Managing interest rate risk in fixed
income portfolios

Fixed income has long been a staple of investors' portfolios, typically providing both income and capital appreciation. Characteristically, when interest rates fall, bond prices rise, which benefited investors during the past few decades of declining rates. This inverse relationship, known as interest rate, or duration, risk, has important ramifications for investor portfolios.


An important relationship

With interest rates hovering around historic lows, there’s little room for rates to fall further. This floor puts fixed income investors at significant risk, because when interest rates again rise, the price of an investor's bonds are apt to fall, eating away at portfolio returns. Even incremental moves in rates can have measurable impact for investors.

For every year of portfolio duration, a bond’s price moves roughly the same degree in the opposite direction to a change in interest rates.

What happens to bond prices when rates rise?

Hypothetical illustration of the effects of portfolio duration

Change in bond prices if rates spike 1%

Long/short investing as a response to rising rates

When a fund manager can invest both long and short, not only are there more opportunities to choose from but the fund can be positioned to potentially limit the losses resulting from rising rates. For instance, returns of a long/short credit fund are generated largely from buying bonds of strong borrowers and shorting bonds of poor borrowers. The long/short strategy allows investors the potential to profit from both positive and negative views on individual credit securities rather than relying on the benefits of falling interest rates.

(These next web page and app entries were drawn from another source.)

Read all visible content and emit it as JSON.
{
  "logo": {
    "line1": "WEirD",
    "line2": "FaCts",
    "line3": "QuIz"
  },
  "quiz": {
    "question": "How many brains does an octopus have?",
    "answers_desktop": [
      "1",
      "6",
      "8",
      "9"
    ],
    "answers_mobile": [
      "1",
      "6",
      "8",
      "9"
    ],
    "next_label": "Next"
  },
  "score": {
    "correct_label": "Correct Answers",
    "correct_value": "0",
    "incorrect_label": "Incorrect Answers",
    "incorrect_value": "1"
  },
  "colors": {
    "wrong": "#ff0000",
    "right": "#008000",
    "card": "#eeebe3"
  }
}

In addition, a long/short fund can be managed so that its net exposure (a measure of market sensitivity) is net long, net short or even market neutral. Through this positioning, the portfolio manager seeks to capitalize on – or protect against – broad market moves as they see fit. While a fixed income long/short strategy does carry risks for significant losses, including in some cases, total loss of principal, the flexibility afforded by a long/short strategy can lead to decreased correlation to broader markets and lower volatility.